ENTRIES SHOWN

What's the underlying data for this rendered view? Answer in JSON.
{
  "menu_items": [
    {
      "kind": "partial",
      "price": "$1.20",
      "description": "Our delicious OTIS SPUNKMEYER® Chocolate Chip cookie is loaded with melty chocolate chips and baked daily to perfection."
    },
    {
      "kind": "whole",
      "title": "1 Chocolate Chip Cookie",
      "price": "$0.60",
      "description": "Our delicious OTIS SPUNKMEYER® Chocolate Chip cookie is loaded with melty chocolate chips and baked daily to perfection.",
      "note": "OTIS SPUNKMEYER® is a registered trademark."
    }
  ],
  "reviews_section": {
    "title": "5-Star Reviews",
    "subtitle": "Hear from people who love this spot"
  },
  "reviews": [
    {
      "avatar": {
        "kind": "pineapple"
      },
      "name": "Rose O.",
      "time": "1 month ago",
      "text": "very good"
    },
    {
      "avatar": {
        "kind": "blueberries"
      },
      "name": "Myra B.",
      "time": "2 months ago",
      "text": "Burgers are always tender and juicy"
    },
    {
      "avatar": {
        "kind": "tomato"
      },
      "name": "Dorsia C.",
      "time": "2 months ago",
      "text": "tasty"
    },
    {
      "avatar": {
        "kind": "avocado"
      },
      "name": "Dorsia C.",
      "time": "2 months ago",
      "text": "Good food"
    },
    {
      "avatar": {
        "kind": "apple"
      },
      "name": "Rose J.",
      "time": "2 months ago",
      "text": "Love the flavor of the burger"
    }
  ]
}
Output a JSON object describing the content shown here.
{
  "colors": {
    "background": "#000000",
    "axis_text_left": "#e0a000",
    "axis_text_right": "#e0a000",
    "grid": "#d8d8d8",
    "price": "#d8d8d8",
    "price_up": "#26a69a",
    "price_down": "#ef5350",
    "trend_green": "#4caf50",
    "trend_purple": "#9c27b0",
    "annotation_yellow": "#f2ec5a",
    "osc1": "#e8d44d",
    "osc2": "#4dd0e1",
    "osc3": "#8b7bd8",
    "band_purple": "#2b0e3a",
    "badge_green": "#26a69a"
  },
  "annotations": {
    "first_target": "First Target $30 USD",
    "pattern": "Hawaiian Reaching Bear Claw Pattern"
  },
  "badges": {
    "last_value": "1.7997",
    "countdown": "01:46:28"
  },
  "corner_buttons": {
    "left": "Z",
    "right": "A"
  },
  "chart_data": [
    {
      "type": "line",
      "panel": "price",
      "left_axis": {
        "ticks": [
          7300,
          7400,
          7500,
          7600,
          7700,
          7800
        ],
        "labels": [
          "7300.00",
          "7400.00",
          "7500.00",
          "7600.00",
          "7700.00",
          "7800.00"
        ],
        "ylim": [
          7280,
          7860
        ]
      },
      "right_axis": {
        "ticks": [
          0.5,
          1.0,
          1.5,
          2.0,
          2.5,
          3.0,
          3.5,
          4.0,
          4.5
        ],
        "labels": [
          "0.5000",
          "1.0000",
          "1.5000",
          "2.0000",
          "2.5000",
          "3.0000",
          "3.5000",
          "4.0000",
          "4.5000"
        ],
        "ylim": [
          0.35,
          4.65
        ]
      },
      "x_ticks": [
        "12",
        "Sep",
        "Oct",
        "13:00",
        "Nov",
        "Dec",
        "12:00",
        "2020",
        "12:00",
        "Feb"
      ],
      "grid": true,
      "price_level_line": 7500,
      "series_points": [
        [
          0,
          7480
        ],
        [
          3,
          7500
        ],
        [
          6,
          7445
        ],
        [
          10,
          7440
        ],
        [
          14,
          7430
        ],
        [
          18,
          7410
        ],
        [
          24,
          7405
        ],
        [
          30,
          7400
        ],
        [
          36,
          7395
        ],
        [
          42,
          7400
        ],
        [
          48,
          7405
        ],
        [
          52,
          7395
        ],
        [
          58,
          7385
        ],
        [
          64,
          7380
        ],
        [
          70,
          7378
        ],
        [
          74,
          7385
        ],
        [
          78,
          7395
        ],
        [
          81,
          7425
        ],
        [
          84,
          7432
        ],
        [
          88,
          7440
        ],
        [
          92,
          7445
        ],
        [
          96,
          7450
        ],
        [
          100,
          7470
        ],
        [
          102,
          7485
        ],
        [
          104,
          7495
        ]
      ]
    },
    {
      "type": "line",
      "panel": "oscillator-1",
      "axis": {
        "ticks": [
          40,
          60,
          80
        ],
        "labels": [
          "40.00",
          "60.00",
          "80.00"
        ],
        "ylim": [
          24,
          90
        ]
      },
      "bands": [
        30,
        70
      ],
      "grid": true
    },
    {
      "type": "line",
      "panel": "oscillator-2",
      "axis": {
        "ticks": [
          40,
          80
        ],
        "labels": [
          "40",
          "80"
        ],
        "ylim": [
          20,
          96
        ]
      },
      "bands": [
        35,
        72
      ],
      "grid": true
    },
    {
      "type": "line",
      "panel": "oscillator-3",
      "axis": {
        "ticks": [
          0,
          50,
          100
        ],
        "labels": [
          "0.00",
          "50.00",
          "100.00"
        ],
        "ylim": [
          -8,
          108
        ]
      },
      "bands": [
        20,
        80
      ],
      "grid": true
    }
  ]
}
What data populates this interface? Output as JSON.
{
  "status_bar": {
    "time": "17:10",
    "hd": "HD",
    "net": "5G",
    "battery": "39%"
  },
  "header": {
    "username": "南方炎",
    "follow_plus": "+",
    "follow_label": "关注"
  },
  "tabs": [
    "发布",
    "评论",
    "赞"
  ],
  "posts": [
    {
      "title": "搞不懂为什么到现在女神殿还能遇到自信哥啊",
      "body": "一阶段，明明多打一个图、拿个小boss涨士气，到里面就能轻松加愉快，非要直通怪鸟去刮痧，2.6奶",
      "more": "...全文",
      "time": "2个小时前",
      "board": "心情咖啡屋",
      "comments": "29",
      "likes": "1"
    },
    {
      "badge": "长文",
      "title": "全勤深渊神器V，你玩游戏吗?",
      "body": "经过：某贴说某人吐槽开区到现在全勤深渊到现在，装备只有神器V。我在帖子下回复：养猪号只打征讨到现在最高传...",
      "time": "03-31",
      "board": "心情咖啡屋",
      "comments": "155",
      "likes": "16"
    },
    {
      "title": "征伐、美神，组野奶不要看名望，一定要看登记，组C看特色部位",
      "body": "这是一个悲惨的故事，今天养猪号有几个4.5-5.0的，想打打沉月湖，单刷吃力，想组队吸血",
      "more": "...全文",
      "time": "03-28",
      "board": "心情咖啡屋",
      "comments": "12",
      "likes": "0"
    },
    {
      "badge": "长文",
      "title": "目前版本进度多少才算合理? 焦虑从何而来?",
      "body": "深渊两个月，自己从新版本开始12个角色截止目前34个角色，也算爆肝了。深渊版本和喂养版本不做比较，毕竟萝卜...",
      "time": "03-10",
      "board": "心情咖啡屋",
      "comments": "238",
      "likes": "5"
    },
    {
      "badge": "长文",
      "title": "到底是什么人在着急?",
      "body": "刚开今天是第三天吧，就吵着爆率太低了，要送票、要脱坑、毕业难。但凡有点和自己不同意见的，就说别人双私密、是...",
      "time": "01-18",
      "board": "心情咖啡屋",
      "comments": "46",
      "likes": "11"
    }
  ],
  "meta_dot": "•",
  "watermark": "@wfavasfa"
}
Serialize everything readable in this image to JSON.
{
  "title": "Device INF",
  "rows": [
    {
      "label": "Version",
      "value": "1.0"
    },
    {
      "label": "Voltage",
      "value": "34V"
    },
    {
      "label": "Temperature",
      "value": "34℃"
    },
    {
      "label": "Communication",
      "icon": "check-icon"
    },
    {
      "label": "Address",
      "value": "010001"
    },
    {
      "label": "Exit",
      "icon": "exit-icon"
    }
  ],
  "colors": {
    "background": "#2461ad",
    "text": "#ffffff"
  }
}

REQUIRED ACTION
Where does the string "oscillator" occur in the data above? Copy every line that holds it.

RESULT OF THIS TASK
      "panel": "oscillator-1",
      "panel": "oscillator-2",
      "panel": "oscillator-3",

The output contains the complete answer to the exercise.